Problem to work on: From the records below, pull each line that has "JSON".

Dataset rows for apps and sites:

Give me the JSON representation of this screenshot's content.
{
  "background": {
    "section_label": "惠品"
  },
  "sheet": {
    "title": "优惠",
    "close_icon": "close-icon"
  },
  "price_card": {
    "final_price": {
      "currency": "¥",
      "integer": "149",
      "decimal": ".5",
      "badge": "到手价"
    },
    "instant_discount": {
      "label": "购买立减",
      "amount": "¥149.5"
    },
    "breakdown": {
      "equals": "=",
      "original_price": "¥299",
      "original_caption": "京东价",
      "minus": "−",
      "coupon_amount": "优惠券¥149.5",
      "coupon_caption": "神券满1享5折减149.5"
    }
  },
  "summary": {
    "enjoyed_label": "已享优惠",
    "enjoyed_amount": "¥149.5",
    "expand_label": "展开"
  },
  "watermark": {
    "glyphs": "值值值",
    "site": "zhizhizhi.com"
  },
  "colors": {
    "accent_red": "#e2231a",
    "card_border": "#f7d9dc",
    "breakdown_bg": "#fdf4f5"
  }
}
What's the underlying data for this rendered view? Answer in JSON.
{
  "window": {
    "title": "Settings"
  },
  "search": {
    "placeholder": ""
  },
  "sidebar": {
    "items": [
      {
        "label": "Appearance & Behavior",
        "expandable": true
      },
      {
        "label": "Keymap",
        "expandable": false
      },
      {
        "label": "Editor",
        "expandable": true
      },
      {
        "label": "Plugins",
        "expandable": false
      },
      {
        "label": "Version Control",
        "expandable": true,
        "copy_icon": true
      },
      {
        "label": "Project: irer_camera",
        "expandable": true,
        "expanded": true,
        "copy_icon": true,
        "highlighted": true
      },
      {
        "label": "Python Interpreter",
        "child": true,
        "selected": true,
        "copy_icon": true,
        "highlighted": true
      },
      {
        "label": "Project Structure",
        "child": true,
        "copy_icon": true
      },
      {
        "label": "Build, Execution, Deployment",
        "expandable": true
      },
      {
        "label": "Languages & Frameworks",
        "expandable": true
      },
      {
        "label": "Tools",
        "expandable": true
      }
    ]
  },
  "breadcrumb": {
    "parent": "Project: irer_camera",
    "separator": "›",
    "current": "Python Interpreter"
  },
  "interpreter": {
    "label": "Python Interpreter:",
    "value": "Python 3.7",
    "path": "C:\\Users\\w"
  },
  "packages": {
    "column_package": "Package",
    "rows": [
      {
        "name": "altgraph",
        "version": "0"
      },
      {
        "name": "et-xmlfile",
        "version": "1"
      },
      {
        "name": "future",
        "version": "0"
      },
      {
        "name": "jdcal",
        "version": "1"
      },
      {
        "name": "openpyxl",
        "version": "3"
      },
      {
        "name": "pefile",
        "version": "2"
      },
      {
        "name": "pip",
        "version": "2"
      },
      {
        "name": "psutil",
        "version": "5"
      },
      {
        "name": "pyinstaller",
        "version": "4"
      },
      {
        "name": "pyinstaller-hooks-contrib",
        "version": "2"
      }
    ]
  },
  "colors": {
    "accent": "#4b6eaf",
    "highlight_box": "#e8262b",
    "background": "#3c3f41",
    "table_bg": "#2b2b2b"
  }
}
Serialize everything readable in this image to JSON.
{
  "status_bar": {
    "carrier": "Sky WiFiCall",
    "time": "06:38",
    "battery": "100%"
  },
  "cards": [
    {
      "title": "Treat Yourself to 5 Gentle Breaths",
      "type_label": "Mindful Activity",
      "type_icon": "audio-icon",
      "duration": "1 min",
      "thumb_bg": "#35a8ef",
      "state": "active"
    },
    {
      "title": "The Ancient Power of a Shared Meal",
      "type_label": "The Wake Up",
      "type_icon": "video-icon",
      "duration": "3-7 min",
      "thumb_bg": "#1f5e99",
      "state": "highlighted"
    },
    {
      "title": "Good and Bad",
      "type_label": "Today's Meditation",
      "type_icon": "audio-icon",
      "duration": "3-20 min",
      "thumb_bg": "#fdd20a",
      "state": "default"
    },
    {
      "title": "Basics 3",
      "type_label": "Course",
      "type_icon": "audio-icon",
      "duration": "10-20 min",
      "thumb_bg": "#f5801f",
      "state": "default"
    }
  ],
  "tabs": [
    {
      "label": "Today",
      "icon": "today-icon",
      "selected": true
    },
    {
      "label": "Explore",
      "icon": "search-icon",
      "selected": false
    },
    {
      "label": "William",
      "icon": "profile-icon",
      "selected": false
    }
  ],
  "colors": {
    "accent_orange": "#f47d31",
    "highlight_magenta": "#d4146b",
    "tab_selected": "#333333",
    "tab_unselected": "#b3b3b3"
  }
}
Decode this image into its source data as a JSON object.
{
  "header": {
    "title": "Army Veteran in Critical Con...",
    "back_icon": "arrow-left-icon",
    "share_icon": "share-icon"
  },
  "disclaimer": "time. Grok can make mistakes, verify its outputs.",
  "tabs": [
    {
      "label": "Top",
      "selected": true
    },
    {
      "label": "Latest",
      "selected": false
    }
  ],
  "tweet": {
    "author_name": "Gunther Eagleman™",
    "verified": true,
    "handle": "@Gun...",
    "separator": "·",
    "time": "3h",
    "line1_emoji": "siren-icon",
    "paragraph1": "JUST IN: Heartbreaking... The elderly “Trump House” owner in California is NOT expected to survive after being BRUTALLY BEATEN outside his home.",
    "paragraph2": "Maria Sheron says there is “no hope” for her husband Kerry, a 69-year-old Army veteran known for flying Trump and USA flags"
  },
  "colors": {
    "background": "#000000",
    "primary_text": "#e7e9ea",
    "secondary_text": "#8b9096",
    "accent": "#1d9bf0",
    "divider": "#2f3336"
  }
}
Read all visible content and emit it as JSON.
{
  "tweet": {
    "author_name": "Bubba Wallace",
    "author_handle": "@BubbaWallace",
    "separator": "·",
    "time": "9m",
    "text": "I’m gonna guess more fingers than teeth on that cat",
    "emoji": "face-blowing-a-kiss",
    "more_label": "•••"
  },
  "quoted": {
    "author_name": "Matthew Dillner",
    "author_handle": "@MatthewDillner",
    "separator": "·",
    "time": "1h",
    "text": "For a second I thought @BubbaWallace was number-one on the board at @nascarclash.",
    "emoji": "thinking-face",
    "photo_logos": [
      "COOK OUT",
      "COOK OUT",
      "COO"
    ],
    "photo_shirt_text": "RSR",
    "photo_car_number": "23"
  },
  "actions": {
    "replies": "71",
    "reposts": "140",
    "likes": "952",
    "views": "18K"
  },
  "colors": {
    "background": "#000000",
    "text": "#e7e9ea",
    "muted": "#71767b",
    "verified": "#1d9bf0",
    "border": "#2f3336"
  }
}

Reply:
Give me the JSON representation of this screenshot's content.
What's the underlying data for this rendered view? Answer in JSON.
Serialize everything readable in this image to JSON.
Decode this image into its source data as a JSON object.
Read all visible content and emit it as JSON.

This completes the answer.